> > you need them.

> I don't understand the problem completely but that doesn't mean it can't be
> solved.  You really don't understand the issues if you think that it's just a
> simple matter of getting the right RPMS and then everything will be fine.

It always worked for me.

Quote:> You're either naive or your understanding of the problem is very incomplete.

OK, what don't I understand?

Quote:

> Instead of the razzle-dazzle the kde (actually all linux programmers) should
> be making it stable.  They should be working on the fundamentals of the
> software instead of adding new features.

That certainly is a valid point, but what does it have to do with the
installation question?

Quote:

> > There is also the UNIX syndrome which you may mistake for
> > factionalization.  UNIX programs are usually dependent on a whole bunch
> > of stuff.  You need to install this stuff -- that is just the way it is.

> Wrong again. If you think that the linux community is not factionalized
> then that shows you're entrenched and a part of the problem.

Your posting is an interesting rant, but what point can be make by
making
statements that are (or appear to be) contrary to fact without any
supporting evidence.

Perhaps you have a point.  But, you have not clearly stated it.  You
appear to think that the installation problems which you are having have
causes other than actual ones, and that installation can be simplified
in
ways which are impossible to implement.

JRT

 
 
 

compiling kde2.2.1 == nightmare, redhat and kde updating == nightmare

Post by CxVx » Fri, 09 Nov 2001 21:13:39


A list of the stuff you need to compile KDE, it sure works for me

jpegsrc.v6b             www.ijg.org
libpng-1.2.0            www.libpng.org
tiff-v3.5.5             www.libtiff.org
libmng-1.0.3            www.libmng.com
qt-x11-2.3.1            www.trolltech.com //they're at 2.3.2 now
pcre-3.4                www.pcre.org
audiofile-0.2.2                 dreamscape.68k.org/~michael/audiofile
libxml2-2.4.5           xmlsoft.org
lcms-1.0.7              www.littlecms.com
kdelibs-2.2.1           www.kde.org
kdebase-2.2.1
kdeaddons-2.2.1
kdeadmin-2.2.1
kdeartwork-2.2.1
kdegames-2.2.1
kdegraphics-2.2.1
kdemultimedia-2.2.1
kdenetwork-2.2.1
kdepim-2.2.1
kdeutils-2.2.1

objprelink.c            www.research.att.com/~leonb/objprelink
//not really necessary but kde is a lot faster if you use this

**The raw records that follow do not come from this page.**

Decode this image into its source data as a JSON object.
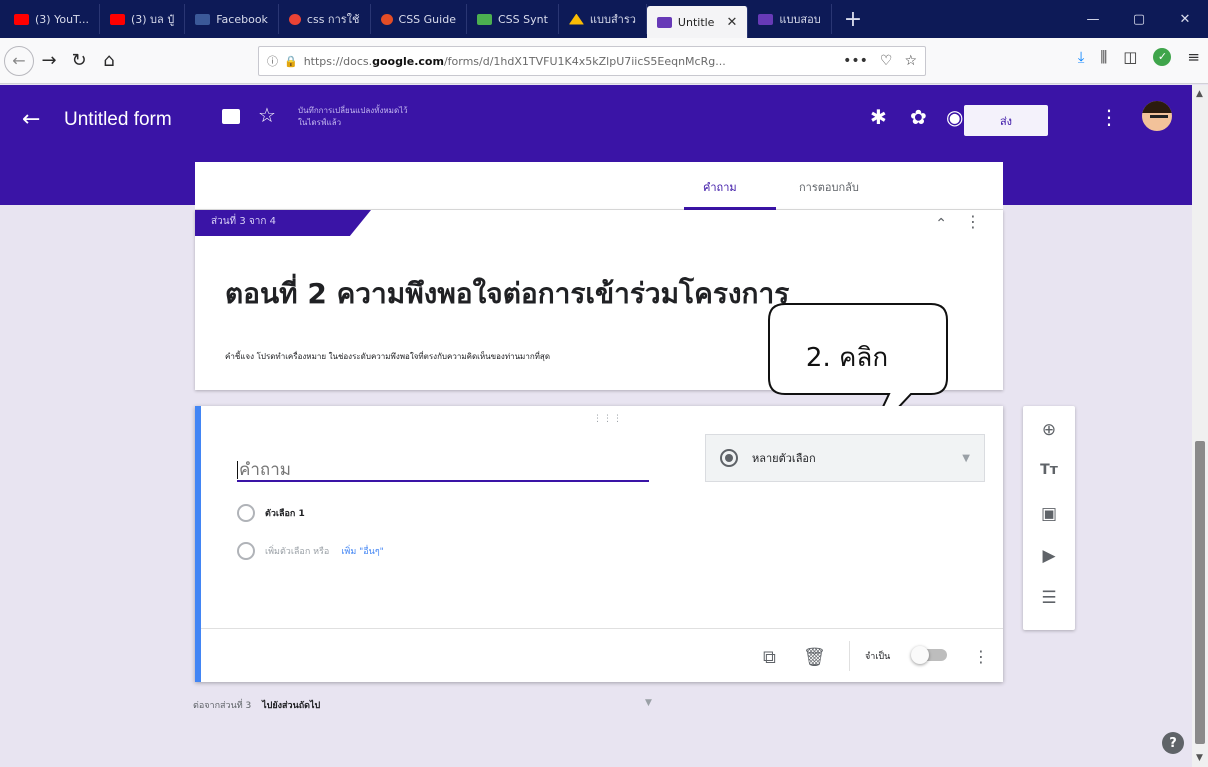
{
  "browser": {
    "tabs": [
      {
        "label": "(3) YouT...",
        "color": "#ff0000"
      },
      {
        "label": "(3) บล ปู๋",
        "color": "#ff0000"
      },
      {
        "label": "Facebook",
        "color": "#3b5998"
      },
      {
        "label": "css การใช้",
        "color": "#ea4335"
      },
      {
        "label": "CSS Guide",
        "color": "#e44d26"
      },
      {
        "label": "CSS Synt",
        "color": "#4caf50"
      },
      {
        "label": "แบบสำรว",
        "color": "#fbbc04"
      },
      {
        "label": "Untitle",
        "color": "#673ab7",
        "active": true
      },
      {
        "label": "แบบสอบ",
        "color": "#673ab7"
      }
    ],
    "url_prefix": "https://docs.",
    "url_domain": "google.com",
    "url_rest": "/forms/d/1hdX1TVFU1K4x5kZlpU7iicS5EeqnMcRg..."
  },
  "form": {
    "title": "Untitled form",
    "save_note": "บันทึกการเปลี่ยนแปลงทั้งหมดไว้ในไดรฟ์แล้ว",
    "send_label": "ส่ง",
    "tab_questions": "คำถาม",
    "tab_responses": "การตอบกลับ",
    "section_badge": "ส่วนที่ 3 จาก 4",
    "section_title": "ตอนที่ 2 ความพึงพอใจต่อการเข้าร่วมโครงการ",
    "section_desc": "คำชี้แจง โปรดทำเครื่องหมาย ในช่องระดับความพึงพอใจที่ตรงกับความคิดเห็นของท่านมากที่สุด",
    "question_placeholder": "คำถาม",
    "question_type": "หลายตัวเลือก",
    "option1": "ตัวเลือก 1",
    "add_option": "เพิ่มตัวเลือก หรือ",
    "add_other": "เพิ่ม \"อื่นๆ\"",
    "required_label": "จำเป็น",
    "after_section": "ต่อจากส่วนที่ 3",
    "after_target": "ไปยังส่วนถัดไป"
  },
  "callout": {
    "text": "2. คลิก"
  },
  "colors": {
    "brand": "#3a14a6",
    "accent": "#4285f4",
    "page_bg": "#e8e4f1"
  }
}
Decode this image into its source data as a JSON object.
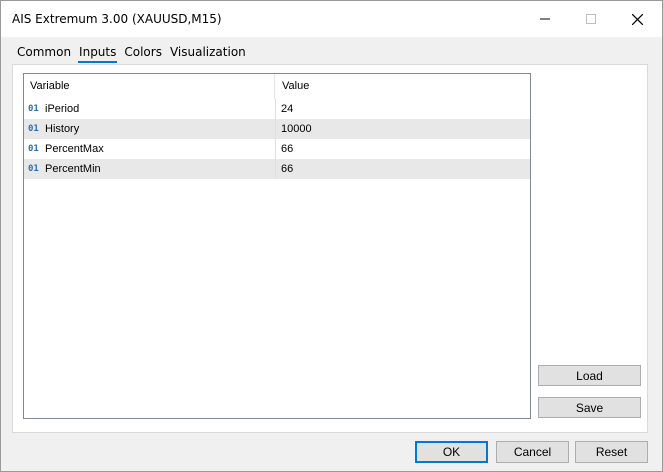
{
  "window": {
    "title": "AIS Extremum 3.00 (XAUUSD,M15)",
    "minimize_icon": "minimize-icon",
    "maximize_icon": "maximize-icon",
    "close_icon": "close-icon"
  },
  "tabs": [
    {
      "label": "Common",
      "active": false
    },
    {
      "label": "Inputs",
      "active": true
    },
    {
      "label": "Colors",
      "active": false
    },
    {
      "label": "Visualization",
      "active": false
    }
  ],
  "grid": {
    "columns": {
      "variable": "Variable",
      "value": "Value"
    },
    "rows": [
      {
        "icon_text": "01",
        "variable": "iPeriod",
        "value": "24"
      },
      {
        "icon_text": "01",
        "variable": "History",
        "value": "10000"
      },
      {
        "icon_text": "01",
        "variable": "PercentMax",
        "value": "66"
      },
      {
        "icon_text": "01",
        "variable": "PercentMin",
        "value": "66"
      }
    ]
  },
  "side_buttons": {
    "load": "Load",
    "save": "Save"
  },
  "footer_buttons": {
    "ok": "OK",
    "cancel": "Cancel",
    "reset": "Reset"
  },
  "colors": {
    "accent": "#0078d7",
    "row_alt": "#e8e8e8",
    "icon": "#2c6fb3"
  }
}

//optional but it's better to install these too.
libao-0.8               www.vorbis.com
libogg-1.0rc2           www.vorbis.com
libvorbis-1.0rc2                www.vorbis.com
lame3.89beta            www.mp3dev.org/mp3
cdparanoia-III-alpha9.8 www.xiph.org/paranoia
openssl-0.9.6b          www.openssl.org
Lesstif-0.93.14         www.lesstif.org

and then there's stuff like cups,...